I have had this conversation 100 times if I have had it once.

Think about it – what other professional service industry do people feel as though they need to know everything in order to proceed?  Examples below…

Patient says to DOCTOR: “Mr. M.D., in last month’s medical journal, I saw the additional side effects of antibiotic XYZ.  Are you sure you should prescribe that?”

Anyone saying that?  Thought not.  If the patient goes to a doctor, they have to trust that the DOC has read the journals and that they know better how to cure their disease.  If the patient has to attend medical school and learn it all themselves, then DO NOT pay a doctor.  Do it yourself (D.I.Y.).

Client says to ATTORNEY: “I would like your opinion.  I read 42 different cases about this same topic and there is no precedence for <insert legal issue here>.”

Would you do that?  NO.  Let the lawyer do the law stuff, and if you want to read those case logs, then save yourself the $400/hourD.I.Y.

Client to ACCOUNTANT: “IRS code $#FRE-FFDU says that if a taxpayer files a joint tax return, there is no need to blah blah blah….I am going to do it anyway.  Will you sign my return for me?”

Getting the point?

If you are shelling out the dollars and STILL have to become an expert in the particular field, then save your cash and fire the expert.  You are paying for nothing.

If, instead, you are paying the Attorney to take care of your legal battles, the Doctor to watch after your health, and your CPA to handle all things IRS…and you are out sailing or starting a new business, then God Bless You!  You, ma’am, are getting what you paid for…free time.

I covered the professional jobs I could think of above, but this same concept applies for any service.  My wife and I had this conversation about 6 months ago.

Her:  “The yard looks horrible.”
Me:  “I know.”

Her:  “We are paying $100 per month.”
Me:  “Yep.”

Her:  “You don’t care about this?”
Me:  “Not really.  I care about watching the Yankee game.”

Her:  “Why?”
Me:  “Because I trust Thomas and he has been in the lawn business for a long time.  He is aerating, overseeding, fertilizing, mowing, edging, etc…and is doing a better job than I could do.”

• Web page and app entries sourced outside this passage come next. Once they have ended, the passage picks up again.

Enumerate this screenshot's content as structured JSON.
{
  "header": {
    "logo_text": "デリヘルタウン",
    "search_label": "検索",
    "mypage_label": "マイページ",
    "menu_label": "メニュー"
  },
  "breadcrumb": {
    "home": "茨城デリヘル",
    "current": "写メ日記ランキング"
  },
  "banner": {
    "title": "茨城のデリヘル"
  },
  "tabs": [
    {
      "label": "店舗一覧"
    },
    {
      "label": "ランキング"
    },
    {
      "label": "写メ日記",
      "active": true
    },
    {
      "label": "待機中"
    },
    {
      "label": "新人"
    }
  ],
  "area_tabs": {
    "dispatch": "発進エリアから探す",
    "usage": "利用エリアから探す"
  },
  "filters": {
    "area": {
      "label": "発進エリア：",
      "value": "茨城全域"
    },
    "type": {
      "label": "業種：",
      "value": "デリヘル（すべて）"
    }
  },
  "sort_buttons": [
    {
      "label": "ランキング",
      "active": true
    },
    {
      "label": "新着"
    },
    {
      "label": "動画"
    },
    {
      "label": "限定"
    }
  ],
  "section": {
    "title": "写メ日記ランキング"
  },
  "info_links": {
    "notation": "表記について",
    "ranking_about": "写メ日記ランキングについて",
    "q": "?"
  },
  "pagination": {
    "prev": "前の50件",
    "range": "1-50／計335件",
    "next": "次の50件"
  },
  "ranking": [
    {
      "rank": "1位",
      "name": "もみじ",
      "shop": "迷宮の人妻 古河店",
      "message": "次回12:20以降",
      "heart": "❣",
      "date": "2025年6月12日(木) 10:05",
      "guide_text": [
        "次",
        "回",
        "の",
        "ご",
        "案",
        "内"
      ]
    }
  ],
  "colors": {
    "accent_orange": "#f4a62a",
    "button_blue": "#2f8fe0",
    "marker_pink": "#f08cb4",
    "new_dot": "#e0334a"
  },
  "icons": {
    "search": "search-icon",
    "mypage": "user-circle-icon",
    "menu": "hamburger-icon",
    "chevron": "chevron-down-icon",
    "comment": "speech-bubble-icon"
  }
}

Her:  “But we are paying $100 per month for nothing.”
Me:  “No we aren’t.  He mows the lawn once a week.  It used to take me 3 hours each weekend to mow, weed-eat, edge, etc.  It is worth $25 per week to spend that extra 3 hours with you and the babies.  That is only $8 per hour, and it is worth that to me to be inside an air conditioned house instead of outside in 99 degree heat.”

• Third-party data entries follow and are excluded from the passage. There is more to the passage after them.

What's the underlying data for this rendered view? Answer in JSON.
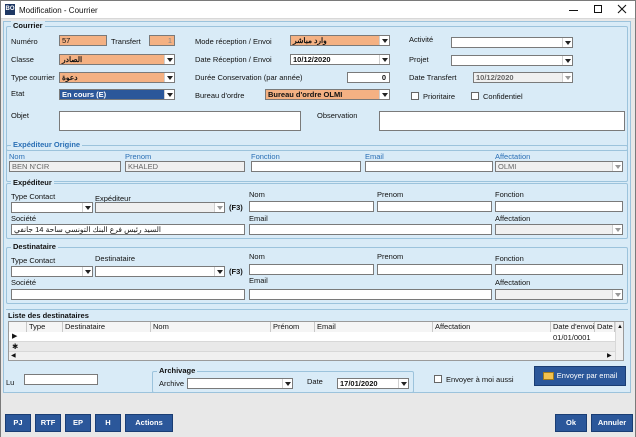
{
  "window": {
    "title": "Modification - Courrier"
  },
  "courrier": {
    "group_title": "Courrier",
    "numero_label": "Numéro",
    "numero_value": "57",
    "transfert_label": "Transfert",
    "transfert_value": "1",
    "classe_label": "Classe",
    "classe_value": "الصادر",
    "type_label": "Type courrier",
    "type_value": "دعوة",
    "etat_label": "Etat",
    "etat_value": "En cours (E)",
    "mode_label": "Mode réception / Envoi",
    "mode_value": "وارد مباشر",
    "date_label": "Date Réception / Envoi",
    "date_value": "10/12/2020",
    "duree_label": "Durée Conservation (par année)",
    "duree_value": "0",
    "bureau_label": "Bureau d'ordre",
    "bureau_value": "Bureau d'ordre OLMI",
    "activite_label": "Activité",
    "activite_value": "",
    "projet_label": "Projet",
    "projet_value": "",
    "date_transfert_label": "Date Transfert",
    "date_transfert_value": "10/12/2020",
    "prioritaire_label": "Prioritaire",
    "confidentiel_label": "Confidentiel",
    "objet_label": "Objet",
    "objet_value": "",
    "observation_label": "Observation",
    "observation_value": ""
  },
  "exp_origine": {
    "group_title": "Expéditeur Origine",
    "nom_label": "Nom",
    "nom_value": "BEN N'CIR",
    "prenom_label": "Prenom",
    "prenom_value": "KHALED",
    "fonction_label": "Fonction",
    "fonction_value": "",
    "email_label": "Email",
    "email_value": "",
    "affectation_label": "Affectation",
    "affectation_value": "OLMI"
  },
  "expediteur": {
    "group_title": "Expéditeur",
    "type_contact_label": "Type Contact",
    "type_contact_value": "",
    "expediteur_label": "Expéditeur",
    "expediteur_value": "",
    "f3": "(F3)",
    "nom_label": "Nom",
    "nom_value": "",
    "prenom_label": "Prenom",
    "prenom_value": "",
    "fonction_label": "Fonction",
    "fonction_value": "",
    "societe_label": "Société",
    "societe_value": "السيد رئيس فرع البنك التونسي ساحة 14 جانفي",
    "email_label": "Email",
    "email_value": "",
    "affectation_label": "Affectation",
    "affectation_value": ""
  },
  "destinataire": {
    "group_title": "Destinataire",
    "type_contact_label": "Type Contact",
    "type_contact_value": "",
    "destinataire_label": "Destinataire",
    "destinataire_value": "",
    "f3": "(F3)",
    "nom_label": "Nom",
    "nom_value": "",
    "prenom_label": "Prenom",
    "prenom_value": "",
    "fonction_label": "Fonction",
    "fonction_value": "",
    "societe_label": "Société",
    "societe_value": "",
    "email_label": "Email",
    "email_value": "",
    "affectation_label": "Affectation",
    "affectation_value": ""
  },
  "liste": {
    "title": "Liste des destinataires",
    "columns": [
      "Type",
      "Destinataire",
      "Nom",
      "Prénom",
      "Email",
      "Affectation",
      "Date d'envoi",
      "Date L"
    ],
    "row_date": "01/01/0001"
  },
  "archivage": {
    "title": "Archivage",
    "archive_label": "Archive",
    "archive_value": "",
    "date_label": "Date",
    "date_value": "17/01/2020"
  },
  "lu_label": "Lu",
  "lu_value": "",
  "envoyer_moi_label": "Envoyer à moi aussi",
  "envoyer_email_label": "Envoyer par email",
  "buttons": {
    "pj": "PJ",
    "rtf": "RTF",
    "ep": "EP",
    "h": "H",
    "actions": "Actions",
    "ok": "Ok",
    "annuler": "Annuler"
  },
  "colors": {
    "accent": "#2b579a",
    "orange_field": "#f4b183",
    "panel": "#d9ebf7",
    "label_blue": "#2a6fb5"
  }
}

Her:  “But you don’t spend that extra 3 hours with us.”
Me:  “What was that honey?  A-Rod just hit a 450 foot rocket over the left-center field wall!”

I am essentially paying so that I do not HAVE to do something.  I wouldn’t be watching the game if I were outside mowing.

I want that to be every investor’s mindset.  Find a worthy advisor, pay them, and forget about the details.  Check your monthly statement.  Call if you have a question.  Leave the minutia up to us.  You will have more free time and you will be happier.  So will we.

If instead, you need to be the engineer and learn every single detail (expense ratio, P/E, nickel-dime fee, standard deviation, up capture….yada yada yada), then do it all yourself and save the 1.5% annually.  You won’t perform as well more than likely, but at least you will have wasted hundreds of hours and have nobody else to blame but yourself.

DON’T HIRE ME…but don’t say I didn’t warn you.

Creative Commons License photo credit: Niklas Hellerstedt